Patrina Pink, Gleaner Intern
ALMOST EVERYONE knows 'that' artiste - the one they say had a hit song in the 1970s or '80s, but now it's 2010 and he has since then been relegated to near poverty and is a shadow of his former self.
Unlike him, his song remains a classic, often under the skin of some European couple as they dance the night away in a 'funky' Euro-dance.
It's a sad tale and one too often told; he is a victim of piracy.
ReggaeInc is one company that seeks to ensure that these tales are rare. Since its inception in 2003, it has been making tidal waves in the local music industry. The digital distribution company - the third largest in Europe - is evolving with the ever-changing musical landscape and is vigilant in ensuring that the music remains profitable to musicians. With labels like Taxi Records, Mixing Lab, Phat Trax Productions and many others under its belt, ReggaeInc has its fingers on the pulse of Jamaican music.

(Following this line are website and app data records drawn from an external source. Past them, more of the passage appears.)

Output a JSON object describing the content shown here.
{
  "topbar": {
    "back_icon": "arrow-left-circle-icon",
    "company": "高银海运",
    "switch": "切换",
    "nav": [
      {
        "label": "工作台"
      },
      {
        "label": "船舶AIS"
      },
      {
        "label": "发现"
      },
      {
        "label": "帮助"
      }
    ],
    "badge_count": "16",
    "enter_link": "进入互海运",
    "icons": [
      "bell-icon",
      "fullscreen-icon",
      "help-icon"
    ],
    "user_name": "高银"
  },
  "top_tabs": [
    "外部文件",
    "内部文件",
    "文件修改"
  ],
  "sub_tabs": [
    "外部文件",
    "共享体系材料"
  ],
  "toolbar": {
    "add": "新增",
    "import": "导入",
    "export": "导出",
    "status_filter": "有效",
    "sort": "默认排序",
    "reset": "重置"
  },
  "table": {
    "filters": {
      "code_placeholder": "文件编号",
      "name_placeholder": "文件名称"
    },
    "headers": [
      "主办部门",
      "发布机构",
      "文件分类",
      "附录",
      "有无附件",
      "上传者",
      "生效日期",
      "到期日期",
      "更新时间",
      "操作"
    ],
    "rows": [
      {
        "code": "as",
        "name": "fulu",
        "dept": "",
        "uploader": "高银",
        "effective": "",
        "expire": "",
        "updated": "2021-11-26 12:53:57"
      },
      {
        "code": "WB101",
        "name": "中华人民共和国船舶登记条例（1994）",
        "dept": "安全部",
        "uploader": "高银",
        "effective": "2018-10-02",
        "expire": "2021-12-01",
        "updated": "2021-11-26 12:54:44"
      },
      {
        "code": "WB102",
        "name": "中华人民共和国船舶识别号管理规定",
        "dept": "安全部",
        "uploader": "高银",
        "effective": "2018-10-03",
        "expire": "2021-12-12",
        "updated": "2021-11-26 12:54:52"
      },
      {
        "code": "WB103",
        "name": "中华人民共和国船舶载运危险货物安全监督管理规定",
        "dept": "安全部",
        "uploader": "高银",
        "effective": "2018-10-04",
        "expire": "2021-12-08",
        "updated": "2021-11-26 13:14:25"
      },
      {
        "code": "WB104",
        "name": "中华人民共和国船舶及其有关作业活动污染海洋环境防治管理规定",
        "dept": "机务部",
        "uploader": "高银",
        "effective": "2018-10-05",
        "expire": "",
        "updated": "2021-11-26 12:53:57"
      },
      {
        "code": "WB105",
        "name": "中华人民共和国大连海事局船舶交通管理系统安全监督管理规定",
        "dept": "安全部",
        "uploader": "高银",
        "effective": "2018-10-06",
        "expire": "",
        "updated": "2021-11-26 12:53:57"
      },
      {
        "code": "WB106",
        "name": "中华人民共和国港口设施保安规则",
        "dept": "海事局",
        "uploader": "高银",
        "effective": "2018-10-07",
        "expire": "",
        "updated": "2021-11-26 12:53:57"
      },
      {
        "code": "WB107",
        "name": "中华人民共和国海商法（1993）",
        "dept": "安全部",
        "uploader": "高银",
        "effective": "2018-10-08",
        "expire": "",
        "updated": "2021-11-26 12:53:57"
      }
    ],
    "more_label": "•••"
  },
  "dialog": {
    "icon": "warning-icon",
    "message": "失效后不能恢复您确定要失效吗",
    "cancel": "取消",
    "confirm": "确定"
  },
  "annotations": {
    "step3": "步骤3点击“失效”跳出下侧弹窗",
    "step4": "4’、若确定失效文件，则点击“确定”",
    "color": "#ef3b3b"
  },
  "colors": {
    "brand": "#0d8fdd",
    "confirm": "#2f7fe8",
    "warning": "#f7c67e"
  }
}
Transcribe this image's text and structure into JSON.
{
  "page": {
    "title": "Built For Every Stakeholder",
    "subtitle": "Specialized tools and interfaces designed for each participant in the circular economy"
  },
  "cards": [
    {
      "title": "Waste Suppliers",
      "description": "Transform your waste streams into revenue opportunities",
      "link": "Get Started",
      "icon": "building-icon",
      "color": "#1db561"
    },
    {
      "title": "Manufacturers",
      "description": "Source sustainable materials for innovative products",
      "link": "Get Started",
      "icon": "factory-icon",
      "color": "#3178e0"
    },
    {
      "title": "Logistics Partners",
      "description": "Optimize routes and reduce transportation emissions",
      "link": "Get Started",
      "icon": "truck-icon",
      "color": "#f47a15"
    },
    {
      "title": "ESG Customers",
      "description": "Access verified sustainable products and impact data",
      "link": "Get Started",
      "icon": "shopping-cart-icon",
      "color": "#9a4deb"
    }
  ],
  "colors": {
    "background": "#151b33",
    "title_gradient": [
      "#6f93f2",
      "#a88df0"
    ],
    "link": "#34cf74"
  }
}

Levent Karahan, chief executive officer (CEO) of ReggaeInc, considers himself an advocate in the fight against piracy. The 45-year-old Turk leaves a lasting impression with his infectious passion for the mobility of Jamaica and its music.
"Our goals are to aggregate as much quality reggae as possible and to deliver them to as many stores and consumers worldwide," said Karahan. That mission has not been without its challenges, but ReggaeInc says strategic partnerships are the answer to countering widescale and unfettered piracy. This is especially true for Europe and Japan, where consumption of reggae is constantly increasing.
"We are looking into strategic partnerships with innovative internet service providers (ISPs) and mobile carriers networks in Jamaica and worldwide to give consumers a real alternative," said the ReggaeInc CEO. Karahan made reference to Denmark's TDC, a mobile provider that allows unlimited music downloads to consumers for a relatively small subscription fee.
The groundbreaking music service offers unlimited access to music downloads to their Danish mobile and broadband customers. Funds are then repatriated to copyright owners on the basis of the number of downloads.
The new music service called PLAY has been getting massive support from customers in the Nordic region and since 2008 has played a significant role in transforming the relationship between mobile providers and the music industry there.
For Karahan, it is a win-win situation and he envisions the service working effectively in Jamaica.
"We believe that reggae fans are willing to support reggae stars, but it is for us (artistes, producers, labels, distributors, ISPs and mobile-carrier networks) to give them a real option," said Karahan. He envisions a day when local companies will be able to offer this service to customers.
Karahan says it is all about making sure that reggae and its one-love message is sustained and that singers and players of instruments profit from their life's work.